This section is from the book "The Boy Mechanic Vol. 2 1000 Things for Boys to Do", by Popular Mechanics Co.. Also available from Amazon: The Boy Mechanic, Vol2: 1000 Things for Boys to Do.
Necessity may be the mother of invention, but it is also the grandmother of application, and application is the practical side of invention. Both the amateur and the professional photographer have been bothered by spotting and unequal development of negatives and prints in tray development, due to various causes, and sometimes by the presence of dirt particles or the unequal Or incomplete flowing of the developer over the surface of the sensitive emulsion.
Most professionals and many amateurs are familiar with the use of the camel's-hair brush to avoid failures of this character, and many of them use a brush for local development in certain cases where it is necessary or desirable. Usually the brush is kept in a small glass cup, somewhere close at hand, but it is often in the way when not wanted and misplaced when most needed. The brush can be kept within reach and handy for the operator by arranging a light counterweight and pulley with a string attached to the brush, so that, normally, the brush will hang from the ceiling directly over the developing tray and can be obtained for use when desired.
The detail of this brush-string and counterweight combination was deliberately appropriated from the old plan of suspending the piece of chalk over a billiard table, so that the players could easily reach it, when needed, while, when released, it would be pulled out of the way by the counterweight. The developing brush thus suspended is always ready, never misplaced, nor in the way for other operations. This arrangement is particularly convenient where a bathroom is used as a dark room, and the shelf space is limited.

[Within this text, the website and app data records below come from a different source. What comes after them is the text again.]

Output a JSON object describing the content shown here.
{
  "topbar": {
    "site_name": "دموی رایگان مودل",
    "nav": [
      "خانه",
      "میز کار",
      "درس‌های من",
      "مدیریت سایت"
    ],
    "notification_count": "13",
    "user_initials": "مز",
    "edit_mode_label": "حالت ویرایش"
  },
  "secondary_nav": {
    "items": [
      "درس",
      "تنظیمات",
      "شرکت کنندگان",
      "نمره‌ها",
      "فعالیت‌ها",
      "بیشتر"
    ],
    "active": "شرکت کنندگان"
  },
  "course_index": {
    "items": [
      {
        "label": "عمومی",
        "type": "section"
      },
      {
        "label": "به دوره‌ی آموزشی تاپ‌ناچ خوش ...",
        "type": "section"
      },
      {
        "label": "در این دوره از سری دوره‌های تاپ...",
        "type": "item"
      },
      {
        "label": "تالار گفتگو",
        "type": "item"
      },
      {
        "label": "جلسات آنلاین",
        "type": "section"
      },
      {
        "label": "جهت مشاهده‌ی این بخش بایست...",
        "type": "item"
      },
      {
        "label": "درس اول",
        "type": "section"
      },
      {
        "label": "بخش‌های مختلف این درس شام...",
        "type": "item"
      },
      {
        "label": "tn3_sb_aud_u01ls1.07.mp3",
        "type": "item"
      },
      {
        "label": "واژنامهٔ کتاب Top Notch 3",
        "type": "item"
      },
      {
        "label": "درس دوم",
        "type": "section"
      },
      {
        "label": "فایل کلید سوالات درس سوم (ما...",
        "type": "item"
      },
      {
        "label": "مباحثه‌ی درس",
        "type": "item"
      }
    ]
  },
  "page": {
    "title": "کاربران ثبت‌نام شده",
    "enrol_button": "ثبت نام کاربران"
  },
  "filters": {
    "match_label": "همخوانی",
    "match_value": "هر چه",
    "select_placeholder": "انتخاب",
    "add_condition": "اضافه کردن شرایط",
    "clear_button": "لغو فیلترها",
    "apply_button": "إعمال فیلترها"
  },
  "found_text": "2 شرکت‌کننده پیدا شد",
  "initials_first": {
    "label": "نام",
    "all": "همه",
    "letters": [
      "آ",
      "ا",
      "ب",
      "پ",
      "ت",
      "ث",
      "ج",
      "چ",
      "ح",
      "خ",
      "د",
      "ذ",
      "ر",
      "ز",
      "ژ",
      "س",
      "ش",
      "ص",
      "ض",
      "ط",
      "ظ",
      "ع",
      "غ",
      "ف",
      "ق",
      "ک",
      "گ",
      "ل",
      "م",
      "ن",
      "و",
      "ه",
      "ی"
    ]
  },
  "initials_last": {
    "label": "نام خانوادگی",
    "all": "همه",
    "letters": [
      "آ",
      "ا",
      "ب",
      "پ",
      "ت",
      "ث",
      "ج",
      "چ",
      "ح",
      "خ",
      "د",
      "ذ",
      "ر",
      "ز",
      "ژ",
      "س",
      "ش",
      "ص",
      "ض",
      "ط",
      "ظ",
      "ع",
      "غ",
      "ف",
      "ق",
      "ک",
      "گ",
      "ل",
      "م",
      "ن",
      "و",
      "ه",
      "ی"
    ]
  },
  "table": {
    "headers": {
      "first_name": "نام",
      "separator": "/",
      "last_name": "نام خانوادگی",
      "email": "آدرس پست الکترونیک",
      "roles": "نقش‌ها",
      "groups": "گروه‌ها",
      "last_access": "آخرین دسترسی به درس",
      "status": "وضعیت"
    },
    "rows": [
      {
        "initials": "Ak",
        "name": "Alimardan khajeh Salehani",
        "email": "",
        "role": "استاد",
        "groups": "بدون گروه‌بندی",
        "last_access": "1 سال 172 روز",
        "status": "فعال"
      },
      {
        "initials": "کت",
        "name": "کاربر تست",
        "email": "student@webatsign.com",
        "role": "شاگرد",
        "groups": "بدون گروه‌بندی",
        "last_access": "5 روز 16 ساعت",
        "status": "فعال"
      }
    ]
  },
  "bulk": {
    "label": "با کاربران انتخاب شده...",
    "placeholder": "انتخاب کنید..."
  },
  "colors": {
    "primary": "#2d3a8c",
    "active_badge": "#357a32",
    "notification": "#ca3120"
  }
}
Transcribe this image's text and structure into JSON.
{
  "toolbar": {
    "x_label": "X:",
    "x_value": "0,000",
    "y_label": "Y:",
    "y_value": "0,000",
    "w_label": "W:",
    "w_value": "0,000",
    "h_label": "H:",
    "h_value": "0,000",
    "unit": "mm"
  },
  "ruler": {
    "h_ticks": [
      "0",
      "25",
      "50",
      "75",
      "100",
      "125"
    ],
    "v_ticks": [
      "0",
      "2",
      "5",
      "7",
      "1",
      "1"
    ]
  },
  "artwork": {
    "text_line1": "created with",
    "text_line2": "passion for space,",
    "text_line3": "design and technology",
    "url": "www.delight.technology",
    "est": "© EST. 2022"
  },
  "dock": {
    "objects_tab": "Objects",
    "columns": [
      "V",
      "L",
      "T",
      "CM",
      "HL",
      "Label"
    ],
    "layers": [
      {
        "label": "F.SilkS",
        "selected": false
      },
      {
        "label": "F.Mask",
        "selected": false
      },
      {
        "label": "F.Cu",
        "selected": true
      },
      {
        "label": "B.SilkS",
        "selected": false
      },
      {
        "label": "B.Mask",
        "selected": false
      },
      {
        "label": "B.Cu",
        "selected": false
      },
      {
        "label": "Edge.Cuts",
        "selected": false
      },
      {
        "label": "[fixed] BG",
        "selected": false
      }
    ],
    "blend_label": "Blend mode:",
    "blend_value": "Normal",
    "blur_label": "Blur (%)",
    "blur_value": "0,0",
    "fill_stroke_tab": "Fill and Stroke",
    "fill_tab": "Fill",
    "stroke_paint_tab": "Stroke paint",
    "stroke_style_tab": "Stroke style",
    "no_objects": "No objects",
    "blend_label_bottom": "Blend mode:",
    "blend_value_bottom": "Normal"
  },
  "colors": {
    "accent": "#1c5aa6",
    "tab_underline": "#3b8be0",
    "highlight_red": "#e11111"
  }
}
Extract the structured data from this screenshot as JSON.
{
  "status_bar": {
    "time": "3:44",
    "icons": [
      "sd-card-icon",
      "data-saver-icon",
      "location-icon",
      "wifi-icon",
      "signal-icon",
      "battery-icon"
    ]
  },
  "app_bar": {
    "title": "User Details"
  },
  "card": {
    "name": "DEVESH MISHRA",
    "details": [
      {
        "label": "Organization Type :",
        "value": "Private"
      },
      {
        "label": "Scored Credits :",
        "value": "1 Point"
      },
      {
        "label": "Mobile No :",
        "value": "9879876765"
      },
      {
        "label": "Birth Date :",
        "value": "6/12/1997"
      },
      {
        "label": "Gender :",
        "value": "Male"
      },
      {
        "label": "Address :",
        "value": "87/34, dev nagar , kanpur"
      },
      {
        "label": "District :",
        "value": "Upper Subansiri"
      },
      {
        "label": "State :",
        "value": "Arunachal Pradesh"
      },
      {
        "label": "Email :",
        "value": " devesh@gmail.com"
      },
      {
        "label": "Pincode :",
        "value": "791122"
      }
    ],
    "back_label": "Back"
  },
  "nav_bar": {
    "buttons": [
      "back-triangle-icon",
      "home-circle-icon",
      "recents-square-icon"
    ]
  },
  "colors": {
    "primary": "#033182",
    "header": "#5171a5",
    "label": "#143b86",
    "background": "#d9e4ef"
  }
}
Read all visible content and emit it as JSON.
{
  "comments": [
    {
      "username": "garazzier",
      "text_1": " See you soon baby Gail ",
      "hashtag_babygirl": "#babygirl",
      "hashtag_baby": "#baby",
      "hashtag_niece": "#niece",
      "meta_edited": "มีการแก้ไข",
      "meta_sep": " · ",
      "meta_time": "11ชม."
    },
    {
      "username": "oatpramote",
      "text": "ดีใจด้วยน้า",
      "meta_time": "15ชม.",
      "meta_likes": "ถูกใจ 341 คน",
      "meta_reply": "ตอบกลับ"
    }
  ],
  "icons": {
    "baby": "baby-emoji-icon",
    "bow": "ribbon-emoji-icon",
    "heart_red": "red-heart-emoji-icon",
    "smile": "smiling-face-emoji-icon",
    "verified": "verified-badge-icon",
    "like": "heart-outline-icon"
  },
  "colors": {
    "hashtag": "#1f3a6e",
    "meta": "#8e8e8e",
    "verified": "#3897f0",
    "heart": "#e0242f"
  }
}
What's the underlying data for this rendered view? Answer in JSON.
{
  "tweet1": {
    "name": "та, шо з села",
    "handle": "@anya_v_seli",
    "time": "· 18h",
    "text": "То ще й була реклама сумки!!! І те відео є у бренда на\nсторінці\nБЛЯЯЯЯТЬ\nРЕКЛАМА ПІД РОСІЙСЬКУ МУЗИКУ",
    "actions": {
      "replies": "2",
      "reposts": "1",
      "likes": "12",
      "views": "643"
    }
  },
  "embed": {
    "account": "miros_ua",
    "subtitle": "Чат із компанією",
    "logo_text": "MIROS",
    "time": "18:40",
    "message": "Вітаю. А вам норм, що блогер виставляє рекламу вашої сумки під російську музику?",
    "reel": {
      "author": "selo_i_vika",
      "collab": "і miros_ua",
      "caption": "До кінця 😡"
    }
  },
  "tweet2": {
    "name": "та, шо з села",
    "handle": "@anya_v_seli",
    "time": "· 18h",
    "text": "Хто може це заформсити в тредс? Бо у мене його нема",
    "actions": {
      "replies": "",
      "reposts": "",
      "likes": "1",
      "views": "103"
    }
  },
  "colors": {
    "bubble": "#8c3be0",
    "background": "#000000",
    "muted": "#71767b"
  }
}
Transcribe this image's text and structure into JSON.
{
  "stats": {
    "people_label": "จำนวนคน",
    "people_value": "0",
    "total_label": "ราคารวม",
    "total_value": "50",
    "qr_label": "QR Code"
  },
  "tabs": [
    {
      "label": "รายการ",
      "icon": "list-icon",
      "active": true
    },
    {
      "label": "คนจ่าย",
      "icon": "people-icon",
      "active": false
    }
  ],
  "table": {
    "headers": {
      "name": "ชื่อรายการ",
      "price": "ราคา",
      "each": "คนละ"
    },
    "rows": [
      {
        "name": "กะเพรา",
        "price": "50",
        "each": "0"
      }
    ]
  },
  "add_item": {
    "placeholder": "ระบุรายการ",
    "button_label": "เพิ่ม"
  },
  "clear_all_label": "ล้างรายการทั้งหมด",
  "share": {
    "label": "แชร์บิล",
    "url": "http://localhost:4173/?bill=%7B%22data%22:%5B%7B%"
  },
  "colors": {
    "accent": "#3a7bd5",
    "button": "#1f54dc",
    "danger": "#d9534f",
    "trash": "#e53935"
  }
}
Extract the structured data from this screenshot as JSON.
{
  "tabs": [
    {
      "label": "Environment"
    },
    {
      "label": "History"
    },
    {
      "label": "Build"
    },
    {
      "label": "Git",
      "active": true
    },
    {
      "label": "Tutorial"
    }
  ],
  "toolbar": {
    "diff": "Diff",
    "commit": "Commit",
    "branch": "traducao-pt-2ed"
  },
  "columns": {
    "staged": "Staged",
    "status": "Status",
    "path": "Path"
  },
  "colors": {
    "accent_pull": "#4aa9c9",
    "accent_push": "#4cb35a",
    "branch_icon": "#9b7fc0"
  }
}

This same manner of counterweight-ing chalk on the billiard table may be applied to a stove-lid lifter, to keep it within easy reach and always cool enough to handle. The simplest and most inexpensive way of making this apparatus is to cut off a small piece of lead pipe for a counterweight, and, in the absence of a suitable pulley, use an ordinary screweye fastened in the ceiling. The latter is really better than a pulley because the string cannot run off the screweye. The arrangement is better understood by referring to the sketch.